Action item => Retype the data below verbatim; pictures do not belong in the copy.

Data for processing =>
--------------------------------------------------
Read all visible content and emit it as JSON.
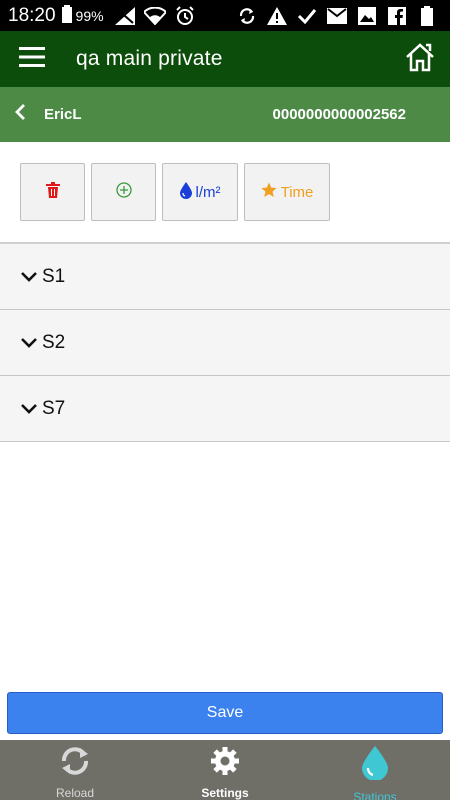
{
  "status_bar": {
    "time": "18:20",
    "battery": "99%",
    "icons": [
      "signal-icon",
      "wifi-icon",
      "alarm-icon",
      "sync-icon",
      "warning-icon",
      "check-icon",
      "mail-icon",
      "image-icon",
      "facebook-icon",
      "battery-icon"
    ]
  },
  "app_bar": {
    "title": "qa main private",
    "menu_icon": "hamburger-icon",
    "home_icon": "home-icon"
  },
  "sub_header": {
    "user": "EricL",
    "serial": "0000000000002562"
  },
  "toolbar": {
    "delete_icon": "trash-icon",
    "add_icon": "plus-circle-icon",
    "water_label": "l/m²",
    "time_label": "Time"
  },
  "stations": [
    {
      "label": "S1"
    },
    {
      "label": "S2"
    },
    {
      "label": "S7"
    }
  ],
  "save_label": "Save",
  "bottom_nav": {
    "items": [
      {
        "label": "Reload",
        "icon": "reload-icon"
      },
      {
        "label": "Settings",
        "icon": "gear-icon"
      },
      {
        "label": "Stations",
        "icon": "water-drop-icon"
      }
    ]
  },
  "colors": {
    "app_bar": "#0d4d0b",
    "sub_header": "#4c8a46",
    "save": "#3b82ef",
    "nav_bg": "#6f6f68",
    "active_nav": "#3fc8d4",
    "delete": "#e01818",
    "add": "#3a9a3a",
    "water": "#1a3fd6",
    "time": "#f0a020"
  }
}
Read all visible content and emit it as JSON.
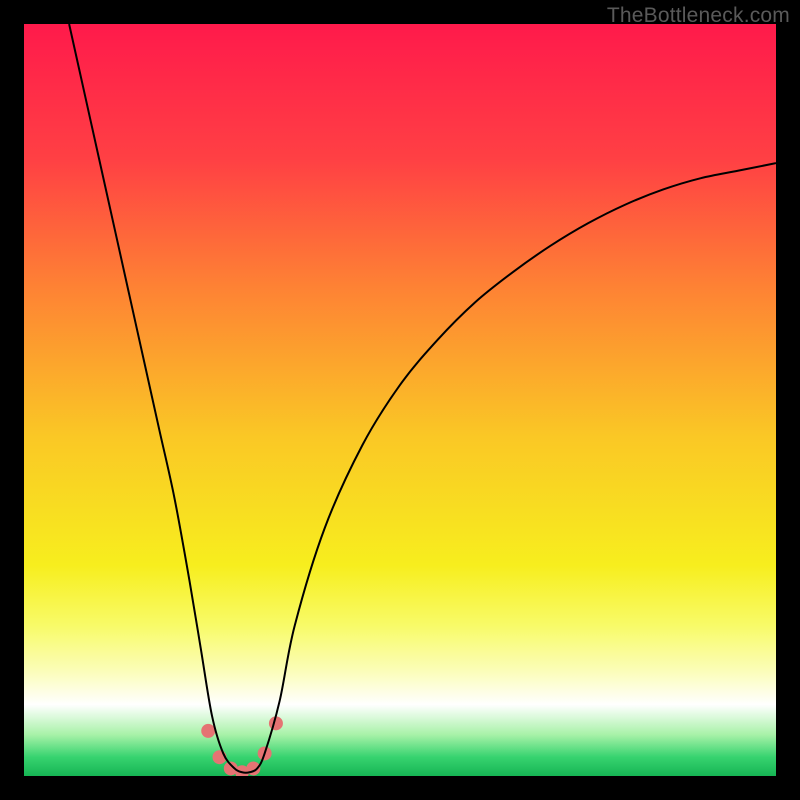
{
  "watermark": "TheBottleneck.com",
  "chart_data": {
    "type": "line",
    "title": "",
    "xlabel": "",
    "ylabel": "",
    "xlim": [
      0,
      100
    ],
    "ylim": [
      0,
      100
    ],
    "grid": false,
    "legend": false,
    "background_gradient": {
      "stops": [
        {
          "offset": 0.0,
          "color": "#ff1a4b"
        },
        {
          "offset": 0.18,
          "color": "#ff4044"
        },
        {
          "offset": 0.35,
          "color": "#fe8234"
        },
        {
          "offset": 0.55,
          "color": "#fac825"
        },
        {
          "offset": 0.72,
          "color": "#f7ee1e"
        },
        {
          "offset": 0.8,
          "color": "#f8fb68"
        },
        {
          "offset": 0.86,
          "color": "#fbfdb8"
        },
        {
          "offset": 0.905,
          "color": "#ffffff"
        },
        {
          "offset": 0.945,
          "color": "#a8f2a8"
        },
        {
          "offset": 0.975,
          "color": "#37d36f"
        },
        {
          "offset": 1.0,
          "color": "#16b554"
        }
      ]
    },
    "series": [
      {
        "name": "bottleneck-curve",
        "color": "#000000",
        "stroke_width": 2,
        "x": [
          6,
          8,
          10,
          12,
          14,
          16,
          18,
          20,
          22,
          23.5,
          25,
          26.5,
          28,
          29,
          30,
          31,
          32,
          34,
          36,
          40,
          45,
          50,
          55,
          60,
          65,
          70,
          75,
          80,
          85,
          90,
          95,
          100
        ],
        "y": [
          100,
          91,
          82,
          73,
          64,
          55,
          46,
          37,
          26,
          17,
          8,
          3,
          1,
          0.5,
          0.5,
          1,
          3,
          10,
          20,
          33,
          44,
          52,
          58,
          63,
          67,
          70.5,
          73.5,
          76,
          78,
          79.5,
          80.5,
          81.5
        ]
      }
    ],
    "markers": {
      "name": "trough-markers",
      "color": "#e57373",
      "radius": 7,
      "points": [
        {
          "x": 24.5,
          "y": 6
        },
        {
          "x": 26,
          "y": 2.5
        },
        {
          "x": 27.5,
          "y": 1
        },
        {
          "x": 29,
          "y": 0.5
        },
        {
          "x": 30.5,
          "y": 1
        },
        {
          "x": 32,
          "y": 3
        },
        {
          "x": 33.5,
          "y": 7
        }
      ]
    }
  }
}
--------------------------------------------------
Response to the task =>
Read all visible content and emit it as JSON.
{
  "status_bar": {
    "time": "18:20",
    "battery": "99%",
    "icons": [
      "signal-icon",
      "wifi-icon",
      "alarm-icon",
      "sync-icon",
      "warning-icon",
      "check-icon",
      "mail-icon",
      "image-icon",
      "facebook-icon",
      "battery-icon"
    ]
  },
  "app_bar": {
    "title": "qa main private",
    "menu_icon": "hamburger-icon",
    "home_icon": "home-icon"
  },
  "sub_header": {
    "user": "EricL",
    "serial": "0000000000002562"
  },
  "toolbar": {
    "delete_icon": "trash-icon",
    "add_icon": "plus-circle-icon",
    "water_label": "l/m²",
    "time_label": "Time"
  },
  "stations": [
    {
      "label": "S1"
    },
    {
      "label": "S2"
    },
    {
      "label": "S7"
    }
  ],
  "save_label": "Save",
  "bottom_nav": {
    "items": [
      {
        "label": "Reload",
        "icon": "reload-icon"
      },
      {
        "label": "Settings",
        "icon": "gear-icon"
      },
      {
        "label": "Stations",
        "icon": "water-drop-icon"
      }
    ]
  },
  "colors": {
    "app_bar": "#0d4d0b",
    "sub_header": "#4c8a46",
    "save": "#3b82ef",
    "nav_bg": "#6f6f68",
    "active_nav": "#3fc8d4",
    "delete": "#e01818",
    "add": "#3a9a3a",
    "water": "#1a3fd6",
    "time": "#f0a020"
  }
}
Read all visible content and emit it as JSON.
{
  "watermark": "TheBottleneck.com",
  "chart_data": {
    "type": "line",
    "title": "",
    "xlabel": "",
    "ylabel": "",
    "xlim": [
      0,
      100
    ],
    "ylim": [
      0,
      100
    ],
    "grid": false,
    "legend": false,
    "background_gradient": {
      "stops": [
        {
          "offset": 0.0,
          "color": "#ff1a4b"
        },
        {
          "offset": 0.18,
          "color": "#ff4044"
        },
        {
          "offset": 0.35,
          "color": "#fe8234"
        },
        {
          "offset": 0.55,
          "color": "#fac825"
        },
        {
          "offset": 0.72,
          "color": "#f7ee1e"
        },
        {
          "offset": 0.8,
          "color": "#f8fb68"
        },
        {
          "offset": 0.86,
          "color": "#fbfdb8"
        },
        {
          "offset": 0.905,
          "color": "#ffffff"
        },
        {
          "offset": 0.945,
          "color": "#a8f2a8"
        },
        {
          "offset": 0.975,
          "color": "#37d36f"
        },
        {
          "offset": 1.0,
          "color": "#16b554"
        }
      ]
    },
    "series": [
      {
        "name": "bottleneck-curve",
        "color": "#000000",
        "stroke_width": 2,
        "x": [
          6,
          8,
          10,
          12,
          14,
          16,
          18,
          20,
          22,
          23.5,
          25,
          26.5,
          28,
          29,
          30,
          31,
          32,
          34,
          36,
          40,
          45,
          50,
          55,
          60,
          65,
          70,
          75,
          80,
          85,
          90,
          95,
          100
        ],
        "y": [
          100,
          91,
          82,
          73,
          64,
          55,
          46,
          37,
          26,
          17,
          8,
          3,
          1,
          0.5,
          0.5,
          1,
          3,
          10,
          20,
          33,
          44,
          52,
          58,
          63,
          67,
          70.5,
          73.5,
          76,
          78,
          79.5,
          80.5,
          81.5
        ]
      }
    ],
    "markers": {
      "name": "trough-markers",
      "color": "#e57373",
      "radius": 7,
      "points": [
        {
          "x": 24.5,
          "y": 6
        },
        {
          "x": 26,
          "y": 2.5
        },
        {
          "x": 27.5,
          "y": 1
        },
        {
          "x": 29,
          "y": 0.5
        },
        {
          "x": 30.5,
          "y": 1
        },
        {
          "x": 32,
          "y": 3
        },
        {
          "x": 33.5,
          "y": 7
        }
      ]
    }
  }
}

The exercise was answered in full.